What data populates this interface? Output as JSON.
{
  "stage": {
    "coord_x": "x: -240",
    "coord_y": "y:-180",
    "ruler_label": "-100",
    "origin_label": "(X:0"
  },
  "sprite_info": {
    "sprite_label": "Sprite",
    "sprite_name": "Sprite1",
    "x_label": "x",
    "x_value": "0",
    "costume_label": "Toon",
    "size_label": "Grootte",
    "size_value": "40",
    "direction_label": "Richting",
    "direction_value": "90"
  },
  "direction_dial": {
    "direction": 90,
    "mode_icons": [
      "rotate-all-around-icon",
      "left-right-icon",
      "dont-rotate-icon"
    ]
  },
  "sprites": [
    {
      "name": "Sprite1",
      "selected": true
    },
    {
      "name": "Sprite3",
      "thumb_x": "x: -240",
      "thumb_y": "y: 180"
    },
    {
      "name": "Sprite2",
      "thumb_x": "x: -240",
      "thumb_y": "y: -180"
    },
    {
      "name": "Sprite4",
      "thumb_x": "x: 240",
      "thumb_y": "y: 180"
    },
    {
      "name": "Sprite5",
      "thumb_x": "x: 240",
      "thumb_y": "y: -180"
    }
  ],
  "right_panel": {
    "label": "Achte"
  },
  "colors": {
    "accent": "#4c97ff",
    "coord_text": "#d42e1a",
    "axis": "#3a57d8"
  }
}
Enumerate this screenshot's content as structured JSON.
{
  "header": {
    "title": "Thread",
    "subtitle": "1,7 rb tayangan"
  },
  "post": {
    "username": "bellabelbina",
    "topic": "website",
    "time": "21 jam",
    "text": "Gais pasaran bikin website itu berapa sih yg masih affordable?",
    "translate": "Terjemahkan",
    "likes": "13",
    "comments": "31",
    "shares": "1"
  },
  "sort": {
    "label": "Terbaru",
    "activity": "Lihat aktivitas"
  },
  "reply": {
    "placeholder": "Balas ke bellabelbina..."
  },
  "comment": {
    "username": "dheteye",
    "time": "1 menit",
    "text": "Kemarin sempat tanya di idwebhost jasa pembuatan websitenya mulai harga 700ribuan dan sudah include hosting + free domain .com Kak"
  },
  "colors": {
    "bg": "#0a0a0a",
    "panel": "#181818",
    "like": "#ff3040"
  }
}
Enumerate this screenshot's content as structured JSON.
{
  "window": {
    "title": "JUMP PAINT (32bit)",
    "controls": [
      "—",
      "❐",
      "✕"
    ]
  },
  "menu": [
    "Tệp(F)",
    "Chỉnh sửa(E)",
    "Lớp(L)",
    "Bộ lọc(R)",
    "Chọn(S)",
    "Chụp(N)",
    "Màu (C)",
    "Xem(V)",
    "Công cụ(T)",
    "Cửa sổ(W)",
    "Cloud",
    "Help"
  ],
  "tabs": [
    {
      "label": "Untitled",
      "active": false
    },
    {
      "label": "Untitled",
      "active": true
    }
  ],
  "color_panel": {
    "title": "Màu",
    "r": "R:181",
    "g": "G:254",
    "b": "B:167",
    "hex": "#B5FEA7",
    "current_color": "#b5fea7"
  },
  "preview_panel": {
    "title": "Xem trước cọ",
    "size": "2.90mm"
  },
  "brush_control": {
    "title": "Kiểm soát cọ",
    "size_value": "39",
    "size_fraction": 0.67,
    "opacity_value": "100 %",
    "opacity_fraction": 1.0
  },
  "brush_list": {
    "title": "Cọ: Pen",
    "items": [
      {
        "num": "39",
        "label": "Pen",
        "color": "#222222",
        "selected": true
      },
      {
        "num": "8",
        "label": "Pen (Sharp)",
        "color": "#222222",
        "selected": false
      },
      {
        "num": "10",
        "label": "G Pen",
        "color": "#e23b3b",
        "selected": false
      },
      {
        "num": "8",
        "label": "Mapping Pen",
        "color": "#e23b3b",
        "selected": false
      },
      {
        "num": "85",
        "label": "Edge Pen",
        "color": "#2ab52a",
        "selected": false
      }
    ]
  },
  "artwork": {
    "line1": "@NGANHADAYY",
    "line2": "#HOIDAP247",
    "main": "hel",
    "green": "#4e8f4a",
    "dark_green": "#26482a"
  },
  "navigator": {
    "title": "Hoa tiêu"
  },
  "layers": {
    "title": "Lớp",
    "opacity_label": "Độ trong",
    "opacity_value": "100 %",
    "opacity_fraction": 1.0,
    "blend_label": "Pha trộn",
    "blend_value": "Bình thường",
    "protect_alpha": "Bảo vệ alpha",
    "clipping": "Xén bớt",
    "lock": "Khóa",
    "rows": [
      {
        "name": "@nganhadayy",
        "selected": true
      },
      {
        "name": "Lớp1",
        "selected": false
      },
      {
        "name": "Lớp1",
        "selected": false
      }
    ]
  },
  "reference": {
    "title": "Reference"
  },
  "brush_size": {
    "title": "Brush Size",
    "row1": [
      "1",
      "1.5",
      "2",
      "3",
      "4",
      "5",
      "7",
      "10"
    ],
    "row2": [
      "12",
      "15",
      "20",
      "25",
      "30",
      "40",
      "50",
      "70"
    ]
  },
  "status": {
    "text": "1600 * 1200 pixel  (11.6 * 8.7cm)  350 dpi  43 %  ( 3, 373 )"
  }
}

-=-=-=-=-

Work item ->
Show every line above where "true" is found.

Output for this task ->
      "selected": true
      "active": true
        "selected": true
        "selected": true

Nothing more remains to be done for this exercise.